Records supplied:
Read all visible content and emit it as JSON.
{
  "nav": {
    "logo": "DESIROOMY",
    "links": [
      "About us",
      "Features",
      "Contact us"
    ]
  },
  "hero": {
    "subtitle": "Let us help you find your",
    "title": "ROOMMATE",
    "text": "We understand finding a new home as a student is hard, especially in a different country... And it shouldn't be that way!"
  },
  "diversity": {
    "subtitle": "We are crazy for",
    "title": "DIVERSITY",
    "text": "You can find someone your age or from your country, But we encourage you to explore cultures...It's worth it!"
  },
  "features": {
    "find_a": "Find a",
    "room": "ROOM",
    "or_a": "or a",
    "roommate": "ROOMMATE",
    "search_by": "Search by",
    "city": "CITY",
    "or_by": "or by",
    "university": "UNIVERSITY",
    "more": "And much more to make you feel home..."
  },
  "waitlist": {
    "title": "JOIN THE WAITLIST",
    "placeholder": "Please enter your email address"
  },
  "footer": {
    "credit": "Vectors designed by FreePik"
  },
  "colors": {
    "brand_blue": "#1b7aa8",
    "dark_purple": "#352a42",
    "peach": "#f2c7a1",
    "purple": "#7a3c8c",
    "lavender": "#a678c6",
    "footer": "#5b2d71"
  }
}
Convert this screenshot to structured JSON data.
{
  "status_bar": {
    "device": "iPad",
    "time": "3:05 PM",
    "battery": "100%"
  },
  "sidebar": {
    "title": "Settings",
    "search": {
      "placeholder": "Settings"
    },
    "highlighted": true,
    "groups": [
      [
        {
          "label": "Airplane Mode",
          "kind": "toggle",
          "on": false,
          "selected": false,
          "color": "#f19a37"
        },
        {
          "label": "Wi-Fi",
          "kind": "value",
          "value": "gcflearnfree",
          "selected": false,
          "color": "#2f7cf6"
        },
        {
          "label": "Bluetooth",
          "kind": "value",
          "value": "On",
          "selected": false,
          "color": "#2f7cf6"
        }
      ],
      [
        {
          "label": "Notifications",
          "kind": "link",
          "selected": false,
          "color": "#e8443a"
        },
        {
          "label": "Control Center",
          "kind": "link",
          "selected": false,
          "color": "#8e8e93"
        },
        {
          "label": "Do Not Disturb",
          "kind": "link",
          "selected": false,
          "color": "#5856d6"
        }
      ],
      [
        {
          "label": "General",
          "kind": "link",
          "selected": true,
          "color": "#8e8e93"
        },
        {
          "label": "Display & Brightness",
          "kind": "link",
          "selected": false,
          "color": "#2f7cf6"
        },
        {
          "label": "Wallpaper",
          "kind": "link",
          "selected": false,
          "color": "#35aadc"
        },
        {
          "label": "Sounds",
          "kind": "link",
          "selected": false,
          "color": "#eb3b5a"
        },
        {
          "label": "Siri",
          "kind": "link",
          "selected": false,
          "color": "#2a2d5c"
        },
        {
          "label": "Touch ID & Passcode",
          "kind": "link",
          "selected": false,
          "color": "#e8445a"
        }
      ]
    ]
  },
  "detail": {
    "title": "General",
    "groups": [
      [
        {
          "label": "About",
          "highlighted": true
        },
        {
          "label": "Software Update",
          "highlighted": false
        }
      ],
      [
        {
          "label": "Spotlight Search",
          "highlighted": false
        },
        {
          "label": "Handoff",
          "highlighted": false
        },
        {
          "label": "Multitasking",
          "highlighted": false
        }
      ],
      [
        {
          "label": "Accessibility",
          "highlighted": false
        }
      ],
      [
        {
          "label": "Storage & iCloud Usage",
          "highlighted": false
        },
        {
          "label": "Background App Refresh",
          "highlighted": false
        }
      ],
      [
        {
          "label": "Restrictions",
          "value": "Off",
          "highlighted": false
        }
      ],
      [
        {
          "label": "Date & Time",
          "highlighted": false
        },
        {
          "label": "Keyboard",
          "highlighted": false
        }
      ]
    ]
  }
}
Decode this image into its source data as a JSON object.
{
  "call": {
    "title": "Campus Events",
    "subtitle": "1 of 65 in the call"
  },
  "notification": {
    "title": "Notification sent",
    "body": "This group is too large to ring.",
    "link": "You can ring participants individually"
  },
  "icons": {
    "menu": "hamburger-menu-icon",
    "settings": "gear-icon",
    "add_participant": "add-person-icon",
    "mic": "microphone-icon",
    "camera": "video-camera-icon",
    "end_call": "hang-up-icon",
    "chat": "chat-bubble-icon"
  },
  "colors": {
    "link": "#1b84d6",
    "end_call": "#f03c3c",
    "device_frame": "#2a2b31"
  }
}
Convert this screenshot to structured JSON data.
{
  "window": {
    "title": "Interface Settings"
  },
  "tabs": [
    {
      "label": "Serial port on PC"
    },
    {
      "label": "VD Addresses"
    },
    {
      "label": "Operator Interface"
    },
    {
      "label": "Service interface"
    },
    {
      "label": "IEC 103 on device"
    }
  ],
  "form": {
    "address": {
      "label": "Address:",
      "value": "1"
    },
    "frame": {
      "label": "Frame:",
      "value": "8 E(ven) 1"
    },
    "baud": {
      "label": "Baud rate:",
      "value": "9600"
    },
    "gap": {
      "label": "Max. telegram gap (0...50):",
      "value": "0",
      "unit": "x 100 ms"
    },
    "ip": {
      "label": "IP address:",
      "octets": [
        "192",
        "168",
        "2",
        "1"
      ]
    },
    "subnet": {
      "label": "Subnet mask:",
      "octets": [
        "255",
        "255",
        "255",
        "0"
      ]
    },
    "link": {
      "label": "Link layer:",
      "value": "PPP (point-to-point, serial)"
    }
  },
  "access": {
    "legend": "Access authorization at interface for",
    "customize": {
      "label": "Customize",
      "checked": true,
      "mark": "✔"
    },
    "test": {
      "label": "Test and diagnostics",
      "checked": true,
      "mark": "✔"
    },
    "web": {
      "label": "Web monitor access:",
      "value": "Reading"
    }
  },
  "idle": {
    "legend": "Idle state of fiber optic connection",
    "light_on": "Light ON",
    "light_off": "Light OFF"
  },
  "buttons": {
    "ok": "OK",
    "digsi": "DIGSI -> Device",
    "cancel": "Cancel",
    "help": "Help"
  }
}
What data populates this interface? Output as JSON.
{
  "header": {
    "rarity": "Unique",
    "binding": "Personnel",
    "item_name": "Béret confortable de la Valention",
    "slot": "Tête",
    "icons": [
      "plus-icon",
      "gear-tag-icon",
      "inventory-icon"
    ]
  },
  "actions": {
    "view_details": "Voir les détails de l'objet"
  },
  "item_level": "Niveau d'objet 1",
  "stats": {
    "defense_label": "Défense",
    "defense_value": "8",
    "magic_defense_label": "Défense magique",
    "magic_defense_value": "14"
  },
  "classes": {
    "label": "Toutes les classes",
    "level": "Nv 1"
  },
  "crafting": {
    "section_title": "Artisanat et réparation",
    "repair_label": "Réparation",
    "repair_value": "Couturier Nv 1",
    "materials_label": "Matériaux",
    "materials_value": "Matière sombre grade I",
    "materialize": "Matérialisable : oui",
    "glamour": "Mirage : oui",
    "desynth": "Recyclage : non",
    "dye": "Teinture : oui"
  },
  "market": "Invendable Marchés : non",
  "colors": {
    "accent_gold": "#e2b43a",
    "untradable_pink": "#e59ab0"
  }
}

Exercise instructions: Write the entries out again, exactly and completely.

Finished task:
Read all visible content and emit it as JSON.
{
  "nav": {
    "logo": "DESIROOMY",
    "links": [
      "About us",
      "Features",
      "Contact us"
    ]
  },
  "hero": {
    "subtitle": "Let us help you find your",
    "title": "ROOMMATE",
    "text": "We understand finding a new home as a student is hard, especially in a different country... And it shouldn't be that way!"
  },
  "diversity": {
    "subtitle": "We are crazy for",
    "title": "DIVERSITY",
    "text": "You can find someone your age or from your country, But we encourage you to explore cultures...It's worth it!"
  },
  "features": {
    "find_a": "Find a",
    "room": "ROOM",
    "or_a": "or a",
    "roommate": "ROOMMATE",
    "search_by": "Search by",
    "city": "CITY",
    "or_by": "or by",
    "university": "UNIVERSITY",
    "more": "And much more to make you feel home..."
  },
  "waitlist": {
    "title": "JOIN THE WAITLIST",
    "placeholder": "Please enter your email address"
  },
  "footer": {
    "credit": "Vectors designed by FreePik"
  },
  "colors": {
    "brand_blue": "#1b7aa8",
    "dark_purple": "#352a42",
    "peach": "#f2c7a1",
    "purple": "#7a3c8c",
    "lavender": "#a678c6",
    "footer": "#5b2d71"
  }
}
Convert this screenshot to structured JSON data.
{
  "status_bar": {
    "device": "iPad",
    "time": "3:05 PM",
    "battery": "100%"
  },
  "sidebar": {
    "title": "Settings",
    "search": {
      "placeholder": "Settings"
    },
    "highlighted": true,
    "groups": [
      [
        {
          "label": "Airplane Mode",
          "kind": "toggle",
          "on": false,
          "selected": false,
          "color": "#f19a37"
        },
        {
          "label": "Wi-Fi",
          "kind": "value",
          "value": "gcflearnfree",
          "selected": false,
          "color": "#2f7cf6"
        },
        {
          "label": "Bluetooth",
          "kind": "value",
          "value": "On",
          "selected": false,
          "color": "#2f7cf6"
        }
      ],
      [
        {
          "label": "Notifications",
          "kind": "link",
          "selected": false,
          "color": "#e8443a"
        },
        {
          "label": "Control Center",
          "kind": "link",
          "selected": false,
          "color": "#8e8e93"
        },
        {
          "label": "Do Not Disturb",
          "kind": "link",
          "selected": false,
          "color": "#5856d6"
        }
      ],
      [
        {
          "label": "General",
          "kind": "link",
          "selected": true,
          "color": "#8e8e93"
        },
        {
          "label": "Display & Brightness",
          "kind": "link",
          "selected": false,
          "color": "#2f7cf6"
        },
        {
          "label": "Wallpaper",
          "kind": "link",
          "selected": false,
          "color": "#35aadc"
        },
        {
          "label": "Sounds",
          "kind": "link",
          "selected": false,
          "color": "#eb3b5a"
        },
        {
          "label": "Siri",
          "kind": "link",
          "selected": false,
          "color": "#2a2d5c"
        },
        {
          "label": "Touch ID & Passcode",
          "kind": "link",
          "selected": false,
          "color": "#e8445a"
        }
      ]
    ]
  },
  "detail": {
    "title": "General",
    "groups": [
      [
        {
          "label": "About",
          "highlighted": true
        },
        {
          "label": "Software Update",
          "highlighted": false
        }
      ],
      [
        {
          "label": "Spotlight Search",
          "highlighted": false
        },
        {
          "label": "Handoff",
          "highlighted": false
        },
        {
          "label": "Multitasking",
          "highlighted": false
        }
      ],
      [
        {
          "label": "Accessibility",
          "highlighted": false
        }
      ],
      [
        {
          "label": "Storage & iCloud Usage",
          "highlighted": false
        },
        {
          "label": "Background App Refresh",
          "highlighted": false
        }
      ],
      [
        {
          "label": "Restrictions",
          "value": "Off",
          "highlighted": false
        }
      ],
      [
        {
          "label": "Date & Time",
          "highlighted": false
        },
        {
          "label": "Keyboard",
          "highlighted": false
        }
      ]
    ]
  }
}
Decode this image into its source data as a JSON object.
{
  "call": {
    "title": "Campus Events",
    "subtitle": "1 of 65 in the call"
  },
  "notification": {
    "title": "Notification sent",
    "body": "This group is too large to ring.",
    "link": "You can ring participants individually"
  },
  "icons": {
    "menu": "hamburger-menu-icon",
    "settings": "gear-icon",
    "add_participant": "add-person-icon",
    "mic": "microphone-icon",
    "camera": "video-camera-icon",
    "end_call": "hang-up-icon",
    "chat": "chat-bubble-icon"
  },
  "colors": {
    "link": "#1b84d6",
    "end_call": "#f03c3c",
    "device_frame": "#2a2b31"
  }
}
Convert this screenshot to structured JSON data.
{
  "window": {
    "title": "Interface Settings"
  },
  "tabs": [
    {
      "label": "Serial port on PC"
    },
    {
      "label": "VD Addresses"
    },
    {
      "label": "Operator Interface"
    },
    {
      "label": "Service interface"
    },
    {
      "label": "IEC 103 on device"
    }
  ],
  "form": {
    "address": {
      "label": "Address:",
      "value": "1"
    },
    "frame": {
      "label": "Frame:",
      "value": "8 E(ven) 1"
    },
    "baud": {
      "label": "Baud rate:",
      "value": "9600"
    },
    "gap": {
      "label": "Max. telegram gap (0...50):",
      "value": "0",
      "unit": "x 100 ms"
    },
    "ip": {
      "label": "IP address:",
      "octets": [
        "192",
        "168",
        "2",
        "1"
      ]
    },
    "subnet": {
      "label": "Subnet mask:",
      "octets": [
        "255",
        "255",
        "255",
        "0"
      ]
    },
    "link": {
      "label": "Link layer:",
      "value": "PPP (point-to-point, serial)"
    }
  },
  "access": {
    "legend": "Access authorization at interface for",
    "customize": {
      "label": "Customize",
      "checked": true,
      "mark": "✔"
    },
    "test": {
      "label": "Test and diagnostics",
      "checked": true,
      "mark": "✔"
    },
    "web": {
      "label": "Web monitor access:",
      "value": "Reading"
    }
  },
  "idle": {
    "legend": "Idle state of fiber optic connection",
    "light_on": "Light ON",
    "light_off": "Light OFF"
  },
  "buttons": {
    "ok": "OK",
    "digsi": "DIGSI -> Device",
    "cancel": "Cancel",
    "help": "Help"
  }
}
What data populates this interface? Output as JSON.
{
  "header": {
    "rarity": "Unique",
    "binding": "Personnel",
    "item_name": "Béret confortable de la Valention",
    "slot": "Tête",
    "icons": [
      "plus-icon",
      "gear-tag-icon",
      "inventory-icon"
    ]
  },
  "actions": {
    "view_details": "Voir les détails de l'objet"
  },
  "item_level": "Niveau d'objet 1",
  "stats": {
    "defense_label": "Défense",
    "defense_value": "8",
    "magic_defense_label": "Défense magique",
    "magic_defense_value": "14"
  },
  "classes": {
    "label": "Toutes les classes",
    "level": "Nv 1"
  },
  "crafting": {
    "section_title": "Artisanat et réparation",
    "repair_label": "Réparation",
    "repair_value": "Couturier Nv 1",
    "materials_label": "Matériaux",
    "materials_value": "Matière sombre grade I",
    "materialize": "Matérialisable : oui",
    "glamour": "Mirage : oui",
    "desynth": "Recyclage : non",
    "dye": "Teinture : oui"
  },
  "market": "Invendable Marchés : non",
  "colors": {
    "accent_gold": "#e2b43a",
    "untradable_pink": "#e59ab0"
  }
}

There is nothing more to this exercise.